Lake District daffodils immortalised in the romantic poetry of William Wordsworth are in danger of being overrun by a more common variety.

Conservationists claim the character of the daffodil beds on the shores of Ullswater could change unless the widely cultivated daffodils are removed from the area.

Although the wild species, Narcissus pseudonarcissis, is not threatened, it is already showing signs of turning into a hybrid after cross-pollination with the common, much taller, daffodil.

Wardens from the National Trust, which manages the lakeside landscape, have reported that some wild daffodils in Glencoyne Bay, also known as Wordsworth Point, have taken on the characteristics of the common daffodil.

Horticulturists from the Daffodil Society believe rival common bulbs must be dug up so the wild flowers, which have attracted literary tourists to the area, can continue to dominate. Adrian Whitely, a senior botanist at the Royal Horticultural Society, said: "There is a concern because the characteristics of the wild flowers may change around the fringes of the beds. They may start to change when the clumps get bigger – the answer is to remove the common ones."

He added that hybridisation through the seedlings was a danger although the current bed of wild flowers was not at risk. He said: "All the existing flowers will continue to grow. Their only threat is if they are taken away or attacked by infestation."

Wordsworth celebrated the daffodils "beside the lake, beneath the trees, fluttering and dancing in the breeze" in his 1804 poem. The moment is also captured in his sister Dorothy's journal for 15 April 1802, when the pair were walking at Gowbarrow Park by Ullswater. "I never saw daffodils so beautiful ... they tossed and reeled and danced in the wind," she wrote.

Ken Ratcliffe, the National Trust's senior warden, said: "The daffodils are an historic feature of Ullswater. They are a living link going back to the times when William Wordsworth and his sister roamed the valleys.

"There are around 200 of the common species and we do not know where they have come from. They are on our land and someone has planted them but we don't know who.

"If we do not move the common variety they will eventually take over. The wild ones will become larger and turn into the more common variety. The common ones grow much more vigorously."

The wild daffodil is found all over the British Isles and there is speculation it was introduced by the Romans.

The common variety, which has a multitude of hybrids, does not have a Latin name, because it has been germinated over the past 100 years by many different people in Britain.

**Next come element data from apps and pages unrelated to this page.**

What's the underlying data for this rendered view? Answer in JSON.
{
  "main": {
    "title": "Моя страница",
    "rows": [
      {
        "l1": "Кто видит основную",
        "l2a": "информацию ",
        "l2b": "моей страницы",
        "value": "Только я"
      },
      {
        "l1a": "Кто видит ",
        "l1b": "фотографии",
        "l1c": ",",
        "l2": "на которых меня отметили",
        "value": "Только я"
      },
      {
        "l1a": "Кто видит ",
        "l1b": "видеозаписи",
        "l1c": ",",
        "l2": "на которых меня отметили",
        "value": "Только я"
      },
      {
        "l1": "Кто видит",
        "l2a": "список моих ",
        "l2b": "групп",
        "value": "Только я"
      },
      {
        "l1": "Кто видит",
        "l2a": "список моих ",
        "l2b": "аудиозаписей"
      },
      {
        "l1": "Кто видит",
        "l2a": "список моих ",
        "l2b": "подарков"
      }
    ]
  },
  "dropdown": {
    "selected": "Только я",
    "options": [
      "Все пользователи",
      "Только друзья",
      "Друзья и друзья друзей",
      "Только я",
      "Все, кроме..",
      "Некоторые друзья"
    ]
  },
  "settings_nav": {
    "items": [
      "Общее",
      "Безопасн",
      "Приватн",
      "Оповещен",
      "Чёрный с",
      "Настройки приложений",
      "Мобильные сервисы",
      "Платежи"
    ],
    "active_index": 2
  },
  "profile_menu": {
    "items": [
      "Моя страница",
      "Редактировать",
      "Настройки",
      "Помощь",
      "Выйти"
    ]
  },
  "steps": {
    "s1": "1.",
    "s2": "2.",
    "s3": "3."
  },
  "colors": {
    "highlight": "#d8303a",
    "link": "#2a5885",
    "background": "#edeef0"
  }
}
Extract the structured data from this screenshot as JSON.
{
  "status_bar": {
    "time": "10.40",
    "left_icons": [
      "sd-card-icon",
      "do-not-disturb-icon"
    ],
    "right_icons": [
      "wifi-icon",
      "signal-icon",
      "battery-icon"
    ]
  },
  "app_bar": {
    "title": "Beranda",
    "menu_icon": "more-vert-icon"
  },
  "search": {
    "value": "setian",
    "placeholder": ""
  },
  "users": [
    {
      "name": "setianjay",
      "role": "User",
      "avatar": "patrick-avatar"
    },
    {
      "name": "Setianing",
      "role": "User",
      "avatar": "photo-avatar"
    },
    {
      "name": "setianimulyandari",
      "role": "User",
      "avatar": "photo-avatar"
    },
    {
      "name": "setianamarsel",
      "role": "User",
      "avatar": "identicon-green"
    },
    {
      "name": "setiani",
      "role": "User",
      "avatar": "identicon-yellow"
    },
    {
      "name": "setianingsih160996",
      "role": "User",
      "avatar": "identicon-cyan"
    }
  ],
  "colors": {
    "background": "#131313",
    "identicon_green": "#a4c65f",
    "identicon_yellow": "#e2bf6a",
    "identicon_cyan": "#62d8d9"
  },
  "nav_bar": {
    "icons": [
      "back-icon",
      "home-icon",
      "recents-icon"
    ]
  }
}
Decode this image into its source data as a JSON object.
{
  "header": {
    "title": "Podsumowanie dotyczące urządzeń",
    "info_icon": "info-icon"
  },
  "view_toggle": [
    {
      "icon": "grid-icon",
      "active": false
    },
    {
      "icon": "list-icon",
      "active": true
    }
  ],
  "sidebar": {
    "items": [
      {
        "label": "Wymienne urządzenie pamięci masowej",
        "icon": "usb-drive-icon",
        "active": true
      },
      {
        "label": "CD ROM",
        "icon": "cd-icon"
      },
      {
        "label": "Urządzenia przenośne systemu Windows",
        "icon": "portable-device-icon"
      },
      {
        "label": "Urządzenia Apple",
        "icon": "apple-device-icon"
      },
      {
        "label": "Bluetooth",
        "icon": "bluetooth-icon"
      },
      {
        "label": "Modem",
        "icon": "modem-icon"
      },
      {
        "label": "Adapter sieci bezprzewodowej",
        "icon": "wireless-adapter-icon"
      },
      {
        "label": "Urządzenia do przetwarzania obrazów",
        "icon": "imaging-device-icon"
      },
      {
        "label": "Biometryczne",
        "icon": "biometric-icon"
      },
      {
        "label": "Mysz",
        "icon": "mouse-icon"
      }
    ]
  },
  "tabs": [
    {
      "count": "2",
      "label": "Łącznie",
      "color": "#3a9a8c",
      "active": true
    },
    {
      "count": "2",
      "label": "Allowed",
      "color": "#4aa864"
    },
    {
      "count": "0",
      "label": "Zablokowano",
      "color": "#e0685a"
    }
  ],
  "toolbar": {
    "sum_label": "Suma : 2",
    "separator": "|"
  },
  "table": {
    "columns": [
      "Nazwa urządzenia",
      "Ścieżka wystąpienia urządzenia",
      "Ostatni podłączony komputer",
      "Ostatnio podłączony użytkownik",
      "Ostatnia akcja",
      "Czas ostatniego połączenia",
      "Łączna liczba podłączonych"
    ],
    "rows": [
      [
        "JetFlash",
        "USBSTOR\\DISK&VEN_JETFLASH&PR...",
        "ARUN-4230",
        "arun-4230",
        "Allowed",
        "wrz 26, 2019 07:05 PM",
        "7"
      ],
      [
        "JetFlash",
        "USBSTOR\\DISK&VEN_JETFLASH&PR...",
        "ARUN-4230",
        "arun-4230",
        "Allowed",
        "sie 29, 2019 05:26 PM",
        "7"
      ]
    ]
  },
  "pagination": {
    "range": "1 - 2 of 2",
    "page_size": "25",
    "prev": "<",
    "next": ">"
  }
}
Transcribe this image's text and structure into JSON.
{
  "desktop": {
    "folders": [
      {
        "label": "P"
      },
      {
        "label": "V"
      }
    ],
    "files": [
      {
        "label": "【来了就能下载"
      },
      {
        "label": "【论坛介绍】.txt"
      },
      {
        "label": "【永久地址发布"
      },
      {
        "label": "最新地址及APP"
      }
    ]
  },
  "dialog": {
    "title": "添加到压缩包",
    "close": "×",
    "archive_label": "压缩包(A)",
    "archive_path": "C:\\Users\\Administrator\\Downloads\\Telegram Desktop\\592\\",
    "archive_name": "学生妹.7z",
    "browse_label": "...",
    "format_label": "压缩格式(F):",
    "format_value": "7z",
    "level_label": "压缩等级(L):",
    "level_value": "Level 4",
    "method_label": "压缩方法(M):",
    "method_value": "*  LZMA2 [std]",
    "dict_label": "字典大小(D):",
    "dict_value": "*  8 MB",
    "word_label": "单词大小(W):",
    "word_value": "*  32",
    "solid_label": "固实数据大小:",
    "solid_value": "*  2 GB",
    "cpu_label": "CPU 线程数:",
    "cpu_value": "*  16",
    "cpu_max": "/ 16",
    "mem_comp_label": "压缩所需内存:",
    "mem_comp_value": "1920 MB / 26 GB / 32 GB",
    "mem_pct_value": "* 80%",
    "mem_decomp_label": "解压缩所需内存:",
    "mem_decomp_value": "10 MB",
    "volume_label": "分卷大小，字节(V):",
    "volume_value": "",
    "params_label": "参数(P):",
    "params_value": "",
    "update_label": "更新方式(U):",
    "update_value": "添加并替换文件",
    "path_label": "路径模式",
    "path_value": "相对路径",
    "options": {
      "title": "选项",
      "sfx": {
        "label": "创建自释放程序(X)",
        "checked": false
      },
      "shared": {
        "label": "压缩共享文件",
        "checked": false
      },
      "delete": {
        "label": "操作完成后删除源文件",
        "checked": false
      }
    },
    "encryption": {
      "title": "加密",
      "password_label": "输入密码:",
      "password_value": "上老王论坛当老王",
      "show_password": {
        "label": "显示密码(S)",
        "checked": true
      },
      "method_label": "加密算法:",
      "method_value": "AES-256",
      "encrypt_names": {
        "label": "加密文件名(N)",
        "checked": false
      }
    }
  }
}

There are 35,000 different varieties and telling them apart is virtually impossible. Even experts cannot name them. The most common varieties are Golden Harvest and King Alfred.